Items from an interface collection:
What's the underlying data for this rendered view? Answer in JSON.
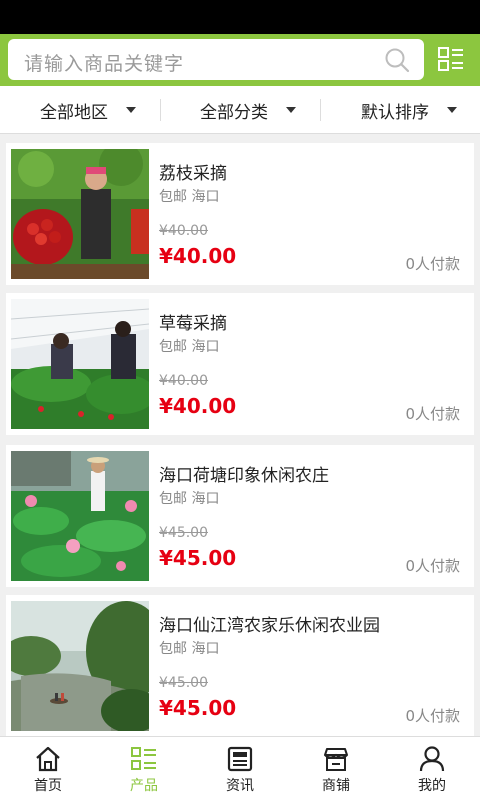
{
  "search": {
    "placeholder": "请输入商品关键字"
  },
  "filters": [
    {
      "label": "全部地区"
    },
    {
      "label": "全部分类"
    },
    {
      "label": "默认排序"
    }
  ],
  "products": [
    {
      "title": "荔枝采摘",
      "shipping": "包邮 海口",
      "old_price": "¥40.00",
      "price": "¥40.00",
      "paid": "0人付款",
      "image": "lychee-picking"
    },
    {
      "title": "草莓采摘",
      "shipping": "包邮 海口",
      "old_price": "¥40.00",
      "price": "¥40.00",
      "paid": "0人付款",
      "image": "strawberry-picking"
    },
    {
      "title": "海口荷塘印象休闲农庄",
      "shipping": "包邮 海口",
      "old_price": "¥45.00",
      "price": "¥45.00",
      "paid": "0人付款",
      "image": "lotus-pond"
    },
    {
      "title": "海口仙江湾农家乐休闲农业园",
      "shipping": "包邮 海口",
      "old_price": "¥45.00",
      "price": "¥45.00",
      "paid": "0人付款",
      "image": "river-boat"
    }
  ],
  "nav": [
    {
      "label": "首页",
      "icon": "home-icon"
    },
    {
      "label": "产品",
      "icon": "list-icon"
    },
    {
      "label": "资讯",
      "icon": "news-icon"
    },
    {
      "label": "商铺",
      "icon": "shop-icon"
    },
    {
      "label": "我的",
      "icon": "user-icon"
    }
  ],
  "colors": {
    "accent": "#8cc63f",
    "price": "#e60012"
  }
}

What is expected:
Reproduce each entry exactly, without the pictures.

Solution:
What's the underlying data for this rendered view? Answer in JSON.
{
  "search": {
    "placeholder": "请输入商品关键字"
  },
  "filters": [
    {
      "label": "全部地区"
    },
    {
      "label": "全部分类"
    },
    {
      "label": "默认排序"
    }
  ],
  "products": [
    {
      "title": "荔枝采摘",
      "shipping": "包邮 海口",
      "old_price": "¥40.00",
      "price": "¥40.00",
      "paid": "0人付款",
      "image": "lychee-picking"
    },
    {
      "title": "草莓采摘",
      "shipping": "包邮 海口",
      "old_price": "¥40.00",
      "price": "¥40.00",
      "paid": "0人付款",
      "image": "strawberry-picking"
    },
    {
      "title": "海口荷塘印象休闲农庄",
      "shipping": "包邮 海口",
      "old_price": "¥45.00",
      "price": "¥45.00",
      "paid": "0人付款",
      "image": "lotus-pond"
    },
    {
      "title": "海口仙江湾农家乐休闲农业园",
      "shipping": "包邮 海口",
      "old_price": "¥45.00",
      "price": "¥45.00",
      "paid": "0人付款",
      "image": "river-boat"
    }
  ],
  "nav": [
    {
      "label": "首页",
      "icon": "home-icon"
    },
    {
      "label": "产品",
      "icon": "list-icon"
    },
    {
      "label": "资讯",
      "icon": "news-icon"
    },
    {
      "label": "商铺",
      "icon": "shop-icon"
    },
    {
      "label": "我的",
      "icon": "user-icon"
    }
  ],
  "colors": {
    "accent": "#8cc63f",
    "price": "#e60012"
  }
}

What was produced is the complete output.